** MATERIAL PROVIDED follows **

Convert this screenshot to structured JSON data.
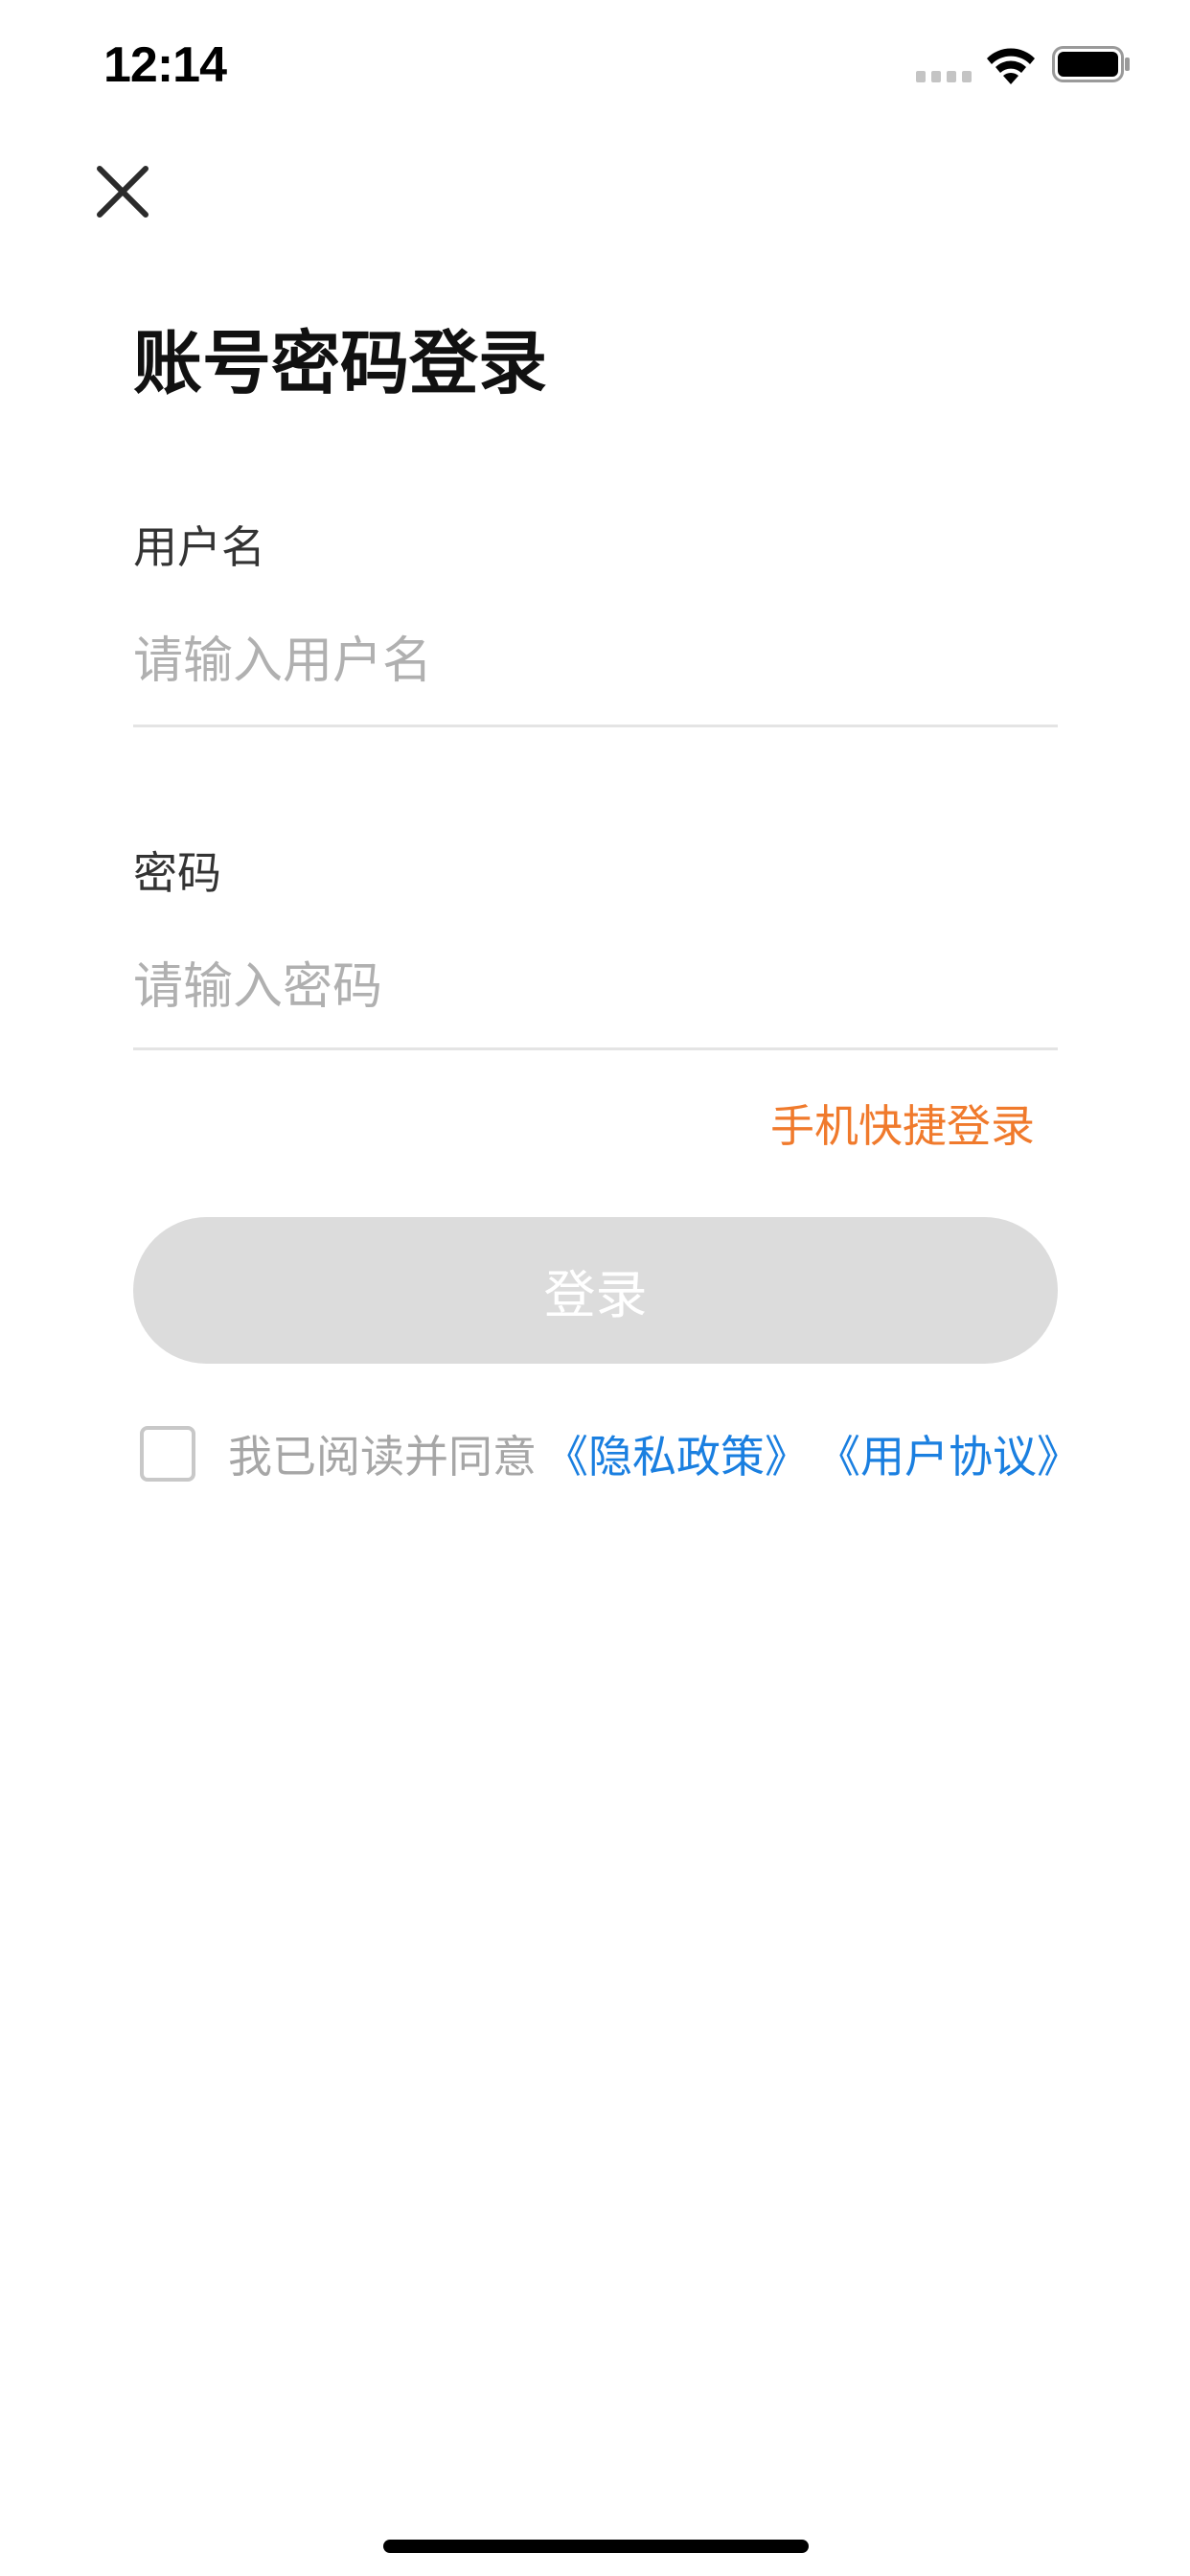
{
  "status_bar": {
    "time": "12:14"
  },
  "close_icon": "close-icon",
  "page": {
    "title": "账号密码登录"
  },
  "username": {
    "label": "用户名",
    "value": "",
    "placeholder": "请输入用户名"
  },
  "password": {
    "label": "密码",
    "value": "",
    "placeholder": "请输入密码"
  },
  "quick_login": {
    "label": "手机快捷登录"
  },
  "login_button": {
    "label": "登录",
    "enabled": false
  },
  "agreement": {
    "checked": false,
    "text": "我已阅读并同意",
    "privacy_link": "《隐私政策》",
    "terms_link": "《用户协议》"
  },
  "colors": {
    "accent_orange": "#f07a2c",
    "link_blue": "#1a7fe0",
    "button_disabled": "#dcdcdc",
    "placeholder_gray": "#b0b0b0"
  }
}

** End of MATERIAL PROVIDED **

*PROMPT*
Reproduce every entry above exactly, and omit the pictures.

*SOLUTION FOR THIS PROBLEM*
Convert this screenshot to structured JSON data.
{
  "status_bar": {
    "time": "12:14"
  },
  "close_icon": "close-icon",
  "page": {
    "title": "账号密码登录"
  },
  "username": {
    "label": "用户名",
    "value": "",
    "placeholder": "请输入用户名"
  },
  "password": {
    "label": "密码",
    "value": "",
    "placeholder": "请输入密码"
  },
  "quick_login": {
    "label": "手机快捷登录"
  },
  "login_button": {
    "label": "登录",
    "enabled": false
  },
  "agreement": {
    "checked": false,
    "text": "我已阅读并同意",
    "privacy_link": "《隐私政策》",
    "terms_link": "《用户协议》"
  },
  "colors": {
    "accent_orange": "#f07a2c",
    "link_blue": "#1a7fe0",
    "button_disabled": "#dcdcdc",
    "placeholder_gray": "#b0b0b0"
  }
}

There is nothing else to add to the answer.